### WHAT YOU ARE ASKED TO DO
Look through the entries for the string "user" and copy every line where it shows up.

### PROVIDED RECORDS
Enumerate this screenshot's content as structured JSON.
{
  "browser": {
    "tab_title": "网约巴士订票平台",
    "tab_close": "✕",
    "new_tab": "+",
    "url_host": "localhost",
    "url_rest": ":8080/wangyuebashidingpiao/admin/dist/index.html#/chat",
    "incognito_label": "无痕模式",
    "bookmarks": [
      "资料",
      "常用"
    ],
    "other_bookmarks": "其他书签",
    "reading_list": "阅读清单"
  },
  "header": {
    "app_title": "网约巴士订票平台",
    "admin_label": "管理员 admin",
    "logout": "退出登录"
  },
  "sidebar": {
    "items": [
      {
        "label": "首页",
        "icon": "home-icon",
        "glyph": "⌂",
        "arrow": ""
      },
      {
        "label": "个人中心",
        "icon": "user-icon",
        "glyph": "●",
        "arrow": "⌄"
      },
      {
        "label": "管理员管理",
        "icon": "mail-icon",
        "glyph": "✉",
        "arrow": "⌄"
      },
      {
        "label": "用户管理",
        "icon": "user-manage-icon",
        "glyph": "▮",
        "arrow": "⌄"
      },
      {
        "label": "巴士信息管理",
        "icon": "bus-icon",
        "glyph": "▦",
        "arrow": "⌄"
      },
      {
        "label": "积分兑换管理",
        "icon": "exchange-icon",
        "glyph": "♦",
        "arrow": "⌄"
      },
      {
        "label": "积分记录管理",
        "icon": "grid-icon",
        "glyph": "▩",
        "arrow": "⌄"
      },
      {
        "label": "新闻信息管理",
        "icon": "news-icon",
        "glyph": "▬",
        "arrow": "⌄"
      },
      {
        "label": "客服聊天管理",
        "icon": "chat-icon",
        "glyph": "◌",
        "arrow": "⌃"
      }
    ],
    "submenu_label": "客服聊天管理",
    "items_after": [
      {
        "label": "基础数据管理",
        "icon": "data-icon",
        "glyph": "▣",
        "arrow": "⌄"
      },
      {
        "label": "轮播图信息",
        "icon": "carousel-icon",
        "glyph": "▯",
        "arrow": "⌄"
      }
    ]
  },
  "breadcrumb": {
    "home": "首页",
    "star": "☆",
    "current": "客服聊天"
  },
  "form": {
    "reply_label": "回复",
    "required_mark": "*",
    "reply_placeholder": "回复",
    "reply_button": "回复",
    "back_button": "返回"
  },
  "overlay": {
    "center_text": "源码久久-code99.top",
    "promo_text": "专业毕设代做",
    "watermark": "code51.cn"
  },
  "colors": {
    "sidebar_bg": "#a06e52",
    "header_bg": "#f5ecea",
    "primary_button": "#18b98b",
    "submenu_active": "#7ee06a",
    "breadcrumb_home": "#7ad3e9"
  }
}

### REPLY TO THE EXERCISE
        "icon": "user-icon",
        "icon": "user-manage-icon",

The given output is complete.